If you’ve focused 90% of your attention on designing a product when it works, then you’ve ignored the First-time User Experience (FUX).

Every new user needs an “aha moment” to buy into your product. Signing up for an account is not the same as buying in; users should get value from your product in their first use, not their tenth.

This is a common and fatal mistake. Users are more likely to adopt your product if you nail your First-time User Experience (FUX), and more likely to abandon your product if your FUX fails them.

Your product is ready to scale if your FUX exceeds expectations for most users. Products fail to reach their potential when the FUX consistently fails to meet user expectations.

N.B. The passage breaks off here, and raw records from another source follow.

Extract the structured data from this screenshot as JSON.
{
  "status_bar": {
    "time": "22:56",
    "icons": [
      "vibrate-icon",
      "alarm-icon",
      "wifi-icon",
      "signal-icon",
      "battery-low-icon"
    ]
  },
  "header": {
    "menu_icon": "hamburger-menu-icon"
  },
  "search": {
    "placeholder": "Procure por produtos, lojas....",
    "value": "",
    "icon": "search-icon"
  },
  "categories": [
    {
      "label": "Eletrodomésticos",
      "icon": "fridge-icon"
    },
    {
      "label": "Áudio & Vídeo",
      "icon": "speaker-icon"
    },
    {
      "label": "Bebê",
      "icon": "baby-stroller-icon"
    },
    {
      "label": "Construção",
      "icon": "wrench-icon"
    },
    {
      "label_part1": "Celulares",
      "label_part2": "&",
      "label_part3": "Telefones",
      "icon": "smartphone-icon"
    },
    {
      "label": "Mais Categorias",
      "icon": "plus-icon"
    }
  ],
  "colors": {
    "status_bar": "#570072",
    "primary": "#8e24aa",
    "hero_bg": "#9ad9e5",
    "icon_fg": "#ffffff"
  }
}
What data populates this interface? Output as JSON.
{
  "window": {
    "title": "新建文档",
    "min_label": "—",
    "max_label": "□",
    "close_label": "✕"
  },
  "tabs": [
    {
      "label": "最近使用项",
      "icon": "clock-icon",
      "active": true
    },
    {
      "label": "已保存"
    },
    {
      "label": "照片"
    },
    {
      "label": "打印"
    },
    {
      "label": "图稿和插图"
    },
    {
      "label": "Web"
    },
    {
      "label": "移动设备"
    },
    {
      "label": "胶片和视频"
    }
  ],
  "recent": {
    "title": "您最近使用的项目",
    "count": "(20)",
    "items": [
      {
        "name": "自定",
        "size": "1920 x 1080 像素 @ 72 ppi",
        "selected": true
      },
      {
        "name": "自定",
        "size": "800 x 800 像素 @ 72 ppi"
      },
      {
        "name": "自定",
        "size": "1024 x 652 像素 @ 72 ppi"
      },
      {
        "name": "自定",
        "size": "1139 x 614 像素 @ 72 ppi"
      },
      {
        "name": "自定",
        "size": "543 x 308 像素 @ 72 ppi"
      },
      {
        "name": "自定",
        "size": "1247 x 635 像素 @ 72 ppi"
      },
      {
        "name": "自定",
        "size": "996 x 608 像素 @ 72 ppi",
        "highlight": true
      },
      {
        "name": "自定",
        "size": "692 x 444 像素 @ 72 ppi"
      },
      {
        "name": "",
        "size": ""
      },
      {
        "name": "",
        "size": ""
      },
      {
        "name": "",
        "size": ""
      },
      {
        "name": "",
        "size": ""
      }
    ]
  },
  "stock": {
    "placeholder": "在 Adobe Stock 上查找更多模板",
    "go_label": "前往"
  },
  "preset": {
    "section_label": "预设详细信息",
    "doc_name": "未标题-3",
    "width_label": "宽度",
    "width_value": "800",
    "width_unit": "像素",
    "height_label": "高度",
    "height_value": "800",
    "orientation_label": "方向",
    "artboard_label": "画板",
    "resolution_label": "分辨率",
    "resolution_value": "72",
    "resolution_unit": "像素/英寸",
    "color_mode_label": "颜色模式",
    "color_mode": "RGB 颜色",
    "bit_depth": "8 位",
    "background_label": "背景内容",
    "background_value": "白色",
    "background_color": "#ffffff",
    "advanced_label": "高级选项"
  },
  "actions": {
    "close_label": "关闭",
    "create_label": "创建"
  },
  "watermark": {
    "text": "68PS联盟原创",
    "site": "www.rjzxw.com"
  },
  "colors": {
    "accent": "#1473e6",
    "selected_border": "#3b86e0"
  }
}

If your FUX disappoints, you risk spending thousands of dollars and countless hours acquiring and retaining users who will ultimately abandon you.

Retention Curves for Android Apps

Thanks @andrewchen for the blog post!

Adoption rate in apps that deliver immediate value and apps that don’t is diametric: For the top 10 Android apps — 70% of users return after 3 days. For lower-rated Android apps, only 20% return.

Many organizations try all sorts of strategies to drive usage — strategies that rarely pay off. Often, companies pay attention to retaining users who’ve abandoned, and ignore the truth — the FUX doesn’t deliver value.

Usability testing can show you how someone uses a product, but not whether they will use a product. Funnel metrics and usage data can tell you how many people leave, but not why they left. Re-engagement emails and notifications are tuned out. Every user had a reason why they tried your product and had expectations for how it would work; it’s your job to understand these reasons.

The solution is simple: to improve your product, ask users whether the FUX met their expectations — and why.

If you ask this question, you’ll identify people who will champion your product and people who will churn. And crucially, you’ll know the moment they decide to stay or go.

Break Line

Let’s use an example. Here’s a common first response to the Uber concept…

So, you’re telling me I could use an app to get a stranger to come pick me up. I get in their car, and they take me where I need to go without me paying them cash? Weird.

Here’s a scenario where the first Uber ride exceeds user expectations:

I was pretty skeptical, but my friend recommended it. I opened the app, put in my credit card info, and saw that driver, Kevin, had 5 stars. He called me when he arrived, offered me free water, and I just got out of the car when my ride was done. It was easy. I’ll do this all the time.

And a disappointing first Uber experience:

San Francisco is notorious for not having taxis, and I needed to get to the airport so I signed up for Uber. My first driver canceled when he found out I was going to the airport. My second driver was texting while driving, and I had to pay $95 for a $50 ride due to “surge pricing,” which I didn’t even know existed.

Knowing stories from delighted and disappointed users, Uber can change its pitch to reflect the voice of its champions. It can also improve its product experience by increasing the chances that every user’s first ride is successful.

Break Line

There’s one big challenge to this simple framework:

Asking if you met expectations is simple, but it’s incredibly hard to get feedback from the users who churn and to understand the moment they made this decision.

You identify churn through funnel metrics, but a user abandons your product before your funnel metrics indicate they’ve left. You need to intercept churners before they forget the substantive reasons your product didn’t live up to their expectations. And users forget products fast.

To get the responses you crave, ask users to express their expectations of your product before they actually use it. Advise them you’ll follow up later to see how it delivers. Then, shortly after using your product, ask each user how their first experience compared to their expectations.